** WORK REQUIRED **
The lines to copy are those holding the string "Blocked" in the entries below.

※ ※ ※

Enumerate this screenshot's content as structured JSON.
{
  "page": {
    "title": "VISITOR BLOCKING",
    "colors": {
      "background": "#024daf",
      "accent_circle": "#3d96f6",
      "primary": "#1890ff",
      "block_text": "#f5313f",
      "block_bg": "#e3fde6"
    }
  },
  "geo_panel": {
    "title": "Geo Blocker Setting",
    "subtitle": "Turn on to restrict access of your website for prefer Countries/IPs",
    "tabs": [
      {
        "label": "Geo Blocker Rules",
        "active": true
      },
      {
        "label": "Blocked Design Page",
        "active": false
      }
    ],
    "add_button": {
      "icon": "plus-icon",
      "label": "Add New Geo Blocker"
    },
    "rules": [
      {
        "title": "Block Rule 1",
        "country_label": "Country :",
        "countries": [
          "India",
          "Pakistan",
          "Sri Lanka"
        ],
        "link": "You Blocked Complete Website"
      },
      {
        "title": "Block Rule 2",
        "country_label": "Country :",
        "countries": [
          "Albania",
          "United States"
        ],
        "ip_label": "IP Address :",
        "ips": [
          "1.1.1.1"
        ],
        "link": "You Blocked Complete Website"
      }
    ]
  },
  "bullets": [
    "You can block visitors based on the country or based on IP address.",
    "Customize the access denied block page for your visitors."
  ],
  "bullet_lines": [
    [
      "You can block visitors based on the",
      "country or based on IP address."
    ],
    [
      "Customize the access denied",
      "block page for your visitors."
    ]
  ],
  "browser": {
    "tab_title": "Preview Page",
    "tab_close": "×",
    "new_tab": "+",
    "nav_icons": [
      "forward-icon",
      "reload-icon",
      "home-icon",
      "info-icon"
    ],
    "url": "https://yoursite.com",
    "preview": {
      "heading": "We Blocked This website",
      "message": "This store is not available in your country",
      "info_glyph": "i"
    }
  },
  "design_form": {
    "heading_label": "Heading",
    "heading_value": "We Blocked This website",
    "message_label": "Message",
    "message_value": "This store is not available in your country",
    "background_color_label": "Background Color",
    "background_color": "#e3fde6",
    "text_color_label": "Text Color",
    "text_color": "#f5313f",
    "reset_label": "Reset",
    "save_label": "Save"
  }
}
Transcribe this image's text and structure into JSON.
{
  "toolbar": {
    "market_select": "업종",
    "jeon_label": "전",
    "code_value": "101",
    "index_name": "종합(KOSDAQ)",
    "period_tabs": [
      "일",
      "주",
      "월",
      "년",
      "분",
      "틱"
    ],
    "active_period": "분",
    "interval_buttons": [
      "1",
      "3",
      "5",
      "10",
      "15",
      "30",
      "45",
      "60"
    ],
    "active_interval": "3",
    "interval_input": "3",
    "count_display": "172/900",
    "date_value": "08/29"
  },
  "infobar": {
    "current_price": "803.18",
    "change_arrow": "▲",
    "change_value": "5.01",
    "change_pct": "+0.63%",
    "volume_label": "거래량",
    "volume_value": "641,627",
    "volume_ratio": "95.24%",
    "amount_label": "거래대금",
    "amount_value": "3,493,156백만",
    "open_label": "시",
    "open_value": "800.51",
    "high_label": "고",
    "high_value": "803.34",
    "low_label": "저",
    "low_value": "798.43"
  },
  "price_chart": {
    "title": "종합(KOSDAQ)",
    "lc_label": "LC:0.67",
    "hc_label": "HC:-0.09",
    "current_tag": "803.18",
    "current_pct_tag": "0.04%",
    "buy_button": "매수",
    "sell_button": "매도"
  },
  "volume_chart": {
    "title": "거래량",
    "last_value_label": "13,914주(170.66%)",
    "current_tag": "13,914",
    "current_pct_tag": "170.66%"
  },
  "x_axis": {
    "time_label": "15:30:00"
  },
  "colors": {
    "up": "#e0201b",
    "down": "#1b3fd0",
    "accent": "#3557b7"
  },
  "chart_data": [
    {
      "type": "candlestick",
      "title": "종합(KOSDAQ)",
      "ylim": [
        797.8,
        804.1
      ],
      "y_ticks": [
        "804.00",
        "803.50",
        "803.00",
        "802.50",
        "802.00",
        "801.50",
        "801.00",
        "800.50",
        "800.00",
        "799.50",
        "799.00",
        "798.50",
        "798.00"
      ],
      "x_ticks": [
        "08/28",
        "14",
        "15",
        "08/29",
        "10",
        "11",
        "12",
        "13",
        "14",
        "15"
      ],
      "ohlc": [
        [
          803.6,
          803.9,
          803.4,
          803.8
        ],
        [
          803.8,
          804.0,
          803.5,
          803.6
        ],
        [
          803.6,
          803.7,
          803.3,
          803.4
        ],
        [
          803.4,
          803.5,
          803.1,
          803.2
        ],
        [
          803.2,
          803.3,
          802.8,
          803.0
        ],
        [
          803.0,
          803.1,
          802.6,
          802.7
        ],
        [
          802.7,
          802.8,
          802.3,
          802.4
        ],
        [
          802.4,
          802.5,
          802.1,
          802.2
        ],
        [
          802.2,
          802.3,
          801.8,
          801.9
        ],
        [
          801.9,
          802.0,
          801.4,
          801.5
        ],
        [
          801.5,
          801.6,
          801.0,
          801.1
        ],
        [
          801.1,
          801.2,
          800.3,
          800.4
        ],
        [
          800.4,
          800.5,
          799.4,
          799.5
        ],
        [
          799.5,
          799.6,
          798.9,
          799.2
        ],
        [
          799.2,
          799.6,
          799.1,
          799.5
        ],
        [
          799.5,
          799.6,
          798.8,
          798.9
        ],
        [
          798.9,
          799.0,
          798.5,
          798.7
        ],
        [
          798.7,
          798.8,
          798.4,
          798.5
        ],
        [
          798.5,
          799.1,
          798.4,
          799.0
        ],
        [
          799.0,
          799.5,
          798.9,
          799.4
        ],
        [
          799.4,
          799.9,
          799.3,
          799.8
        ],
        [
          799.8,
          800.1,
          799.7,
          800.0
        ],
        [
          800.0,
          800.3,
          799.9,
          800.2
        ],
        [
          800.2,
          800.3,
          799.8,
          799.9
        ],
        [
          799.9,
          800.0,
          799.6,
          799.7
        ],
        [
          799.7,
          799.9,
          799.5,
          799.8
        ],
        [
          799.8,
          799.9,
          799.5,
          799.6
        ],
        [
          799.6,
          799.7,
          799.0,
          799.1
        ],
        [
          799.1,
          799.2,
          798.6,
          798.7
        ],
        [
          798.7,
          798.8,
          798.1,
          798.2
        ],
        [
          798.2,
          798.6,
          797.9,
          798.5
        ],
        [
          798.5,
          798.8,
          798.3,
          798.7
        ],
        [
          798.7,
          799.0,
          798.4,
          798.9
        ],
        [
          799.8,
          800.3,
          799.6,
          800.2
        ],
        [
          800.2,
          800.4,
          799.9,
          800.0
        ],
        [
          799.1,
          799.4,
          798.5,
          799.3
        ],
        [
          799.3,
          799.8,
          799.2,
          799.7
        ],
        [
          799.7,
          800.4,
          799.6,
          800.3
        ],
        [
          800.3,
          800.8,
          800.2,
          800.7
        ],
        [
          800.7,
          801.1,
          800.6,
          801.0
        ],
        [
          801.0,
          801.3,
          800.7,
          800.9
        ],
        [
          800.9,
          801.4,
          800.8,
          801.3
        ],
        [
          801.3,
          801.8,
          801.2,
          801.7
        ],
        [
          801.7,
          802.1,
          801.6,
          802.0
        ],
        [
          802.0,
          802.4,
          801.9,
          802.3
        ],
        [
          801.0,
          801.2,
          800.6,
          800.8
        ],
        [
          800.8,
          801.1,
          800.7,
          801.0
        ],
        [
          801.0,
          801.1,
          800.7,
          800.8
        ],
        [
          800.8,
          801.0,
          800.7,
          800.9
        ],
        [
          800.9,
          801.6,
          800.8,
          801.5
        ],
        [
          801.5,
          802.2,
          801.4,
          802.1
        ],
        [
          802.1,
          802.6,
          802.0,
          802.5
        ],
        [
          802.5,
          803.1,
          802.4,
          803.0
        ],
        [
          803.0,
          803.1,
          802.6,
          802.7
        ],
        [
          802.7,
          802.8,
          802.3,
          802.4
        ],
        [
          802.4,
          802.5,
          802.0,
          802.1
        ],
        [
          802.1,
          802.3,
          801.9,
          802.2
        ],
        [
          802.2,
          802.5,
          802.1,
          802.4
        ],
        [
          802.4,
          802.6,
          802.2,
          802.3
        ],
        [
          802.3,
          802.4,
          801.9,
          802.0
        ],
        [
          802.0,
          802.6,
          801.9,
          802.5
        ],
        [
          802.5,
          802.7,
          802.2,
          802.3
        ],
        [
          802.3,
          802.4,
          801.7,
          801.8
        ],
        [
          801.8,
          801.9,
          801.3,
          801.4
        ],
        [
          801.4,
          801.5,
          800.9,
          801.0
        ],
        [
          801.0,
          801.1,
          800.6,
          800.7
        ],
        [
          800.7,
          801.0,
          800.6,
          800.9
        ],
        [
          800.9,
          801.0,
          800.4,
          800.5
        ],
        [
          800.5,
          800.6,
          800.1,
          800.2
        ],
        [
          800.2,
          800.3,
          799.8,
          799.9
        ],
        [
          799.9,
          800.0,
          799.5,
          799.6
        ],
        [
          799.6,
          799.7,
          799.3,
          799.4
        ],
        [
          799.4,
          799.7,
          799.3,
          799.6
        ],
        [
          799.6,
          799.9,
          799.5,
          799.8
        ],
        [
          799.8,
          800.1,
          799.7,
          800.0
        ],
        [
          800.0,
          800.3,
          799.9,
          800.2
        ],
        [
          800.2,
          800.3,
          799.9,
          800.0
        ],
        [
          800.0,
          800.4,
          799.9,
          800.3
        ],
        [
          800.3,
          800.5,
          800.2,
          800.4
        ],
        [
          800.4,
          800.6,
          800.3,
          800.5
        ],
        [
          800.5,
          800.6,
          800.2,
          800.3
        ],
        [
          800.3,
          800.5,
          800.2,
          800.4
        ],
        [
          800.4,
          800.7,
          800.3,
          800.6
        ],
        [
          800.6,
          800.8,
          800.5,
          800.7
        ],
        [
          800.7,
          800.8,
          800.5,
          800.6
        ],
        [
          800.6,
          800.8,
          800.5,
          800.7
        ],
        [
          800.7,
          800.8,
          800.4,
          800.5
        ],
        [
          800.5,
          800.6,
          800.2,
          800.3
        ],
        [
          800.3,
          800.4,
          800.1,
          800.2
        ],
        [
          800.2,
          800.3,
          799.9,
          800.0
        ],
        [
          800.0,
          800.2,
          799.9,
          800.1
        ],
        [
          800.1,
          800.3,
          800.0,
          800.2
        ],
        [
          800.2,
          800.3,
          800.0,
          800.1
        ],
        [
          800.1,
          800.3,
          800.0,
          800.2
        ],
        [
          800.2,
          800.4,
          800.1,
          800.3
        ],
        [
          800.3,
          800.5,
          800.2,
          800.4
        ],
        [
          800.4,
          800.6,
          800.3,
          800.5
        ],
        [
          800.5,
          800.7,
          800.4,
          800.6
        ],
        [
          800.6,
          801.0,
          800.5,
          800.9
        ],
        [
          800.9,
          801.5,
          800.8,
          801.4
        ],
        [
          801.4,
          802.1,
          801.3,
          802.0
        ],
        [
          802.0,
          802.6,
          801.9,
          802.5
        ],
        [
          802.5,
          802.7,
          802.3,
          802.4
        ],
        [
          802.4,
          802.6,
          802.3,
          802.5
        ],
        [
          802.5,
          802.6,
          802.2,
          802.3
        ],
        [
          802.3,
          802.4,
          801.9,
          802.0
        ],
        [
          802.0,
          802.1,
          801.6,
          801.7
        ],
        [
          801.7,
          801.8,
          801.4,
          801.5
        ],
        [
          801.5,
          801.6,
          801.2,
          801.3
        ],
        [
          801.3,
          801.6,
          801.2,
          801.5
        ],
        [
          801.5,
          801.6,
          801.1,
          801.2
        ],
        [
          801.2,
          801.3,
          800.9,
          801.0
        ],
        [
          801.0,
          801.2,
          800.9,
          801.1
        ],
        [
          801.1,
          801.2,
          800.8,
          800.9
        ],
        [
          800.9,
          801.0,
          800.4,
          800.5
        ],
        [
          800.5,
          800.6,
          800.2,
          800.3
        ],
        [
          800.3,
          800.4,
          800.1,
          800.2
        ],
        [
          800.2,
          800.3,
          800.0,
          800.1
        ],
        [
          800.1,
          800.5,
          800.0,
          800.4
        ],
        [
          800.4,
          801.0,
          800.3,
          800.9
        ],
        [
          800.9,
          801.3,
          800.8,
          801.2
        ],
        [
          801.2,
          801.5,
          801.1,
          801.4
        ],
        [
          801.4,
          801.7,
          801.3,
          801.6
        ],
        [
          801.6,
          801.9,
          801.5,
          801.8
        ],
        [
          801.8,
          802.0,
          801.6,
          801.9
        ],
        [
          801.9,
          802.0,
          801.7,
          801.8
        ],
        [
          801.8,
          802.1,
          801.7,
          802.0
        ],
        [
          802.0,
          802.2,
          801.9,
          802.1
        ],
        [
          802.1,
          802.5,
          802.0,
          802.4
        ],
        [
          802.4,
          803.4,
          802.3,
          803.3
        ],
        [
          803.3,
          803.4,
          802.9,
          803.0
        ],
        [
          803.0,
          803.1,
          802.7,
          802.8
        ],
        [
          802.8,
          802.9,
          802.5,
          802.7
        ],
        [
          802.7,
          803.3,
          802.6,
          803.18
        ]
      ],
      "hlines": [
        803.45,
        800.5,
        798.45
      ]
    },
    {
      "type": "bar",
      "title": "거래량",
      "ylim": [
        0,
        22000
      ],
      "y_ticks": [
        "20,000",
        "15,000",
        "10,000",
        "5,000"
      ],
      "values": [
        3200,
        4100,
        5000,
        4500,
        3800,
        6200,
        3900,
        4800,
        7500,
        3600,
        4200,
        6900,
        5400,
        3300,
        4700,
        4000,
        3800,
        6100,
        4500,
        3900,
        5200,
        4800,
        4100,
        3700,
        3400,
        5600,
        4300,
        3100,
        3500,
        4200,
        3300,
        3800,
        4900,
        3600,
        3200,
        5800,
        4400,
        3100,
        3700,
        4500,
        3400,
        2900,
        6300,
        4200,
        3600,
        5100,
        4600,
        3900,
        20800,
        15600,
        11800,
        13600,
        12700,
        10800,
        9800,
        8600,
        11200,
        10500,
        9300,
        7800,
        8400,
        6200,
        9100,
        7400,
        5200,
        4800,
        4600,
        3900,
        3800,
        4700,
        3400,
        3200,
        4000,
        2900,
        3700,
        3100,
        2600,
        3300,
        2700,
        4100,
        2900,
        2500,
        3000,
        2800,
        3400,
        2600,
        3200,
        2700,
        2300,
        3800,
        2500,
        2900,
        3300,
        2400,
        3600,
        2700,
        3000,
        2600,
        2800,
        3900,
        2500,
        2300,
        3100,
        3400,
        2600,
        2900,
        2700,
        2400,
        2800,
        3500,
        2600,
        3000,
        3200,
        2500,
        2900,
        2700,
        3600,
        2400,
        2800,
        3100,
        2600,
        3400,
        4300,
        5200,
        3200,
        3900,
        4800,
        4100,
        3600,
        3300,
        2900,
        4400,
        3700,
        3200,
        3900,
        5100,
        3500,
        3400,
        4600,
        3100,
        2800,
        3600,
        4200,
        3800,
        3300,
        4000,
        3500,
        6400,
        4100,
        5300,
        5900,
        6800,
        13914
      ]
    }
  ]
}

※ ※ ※

** FINISHED TASK **
        "label": "Blocked Design Page",
        "link": "You Blocked Complete Website"
        "link": "You Blocked Complete Website"
      "heading": "We Blocked This website",
    "heading_value": "We Blocked This website",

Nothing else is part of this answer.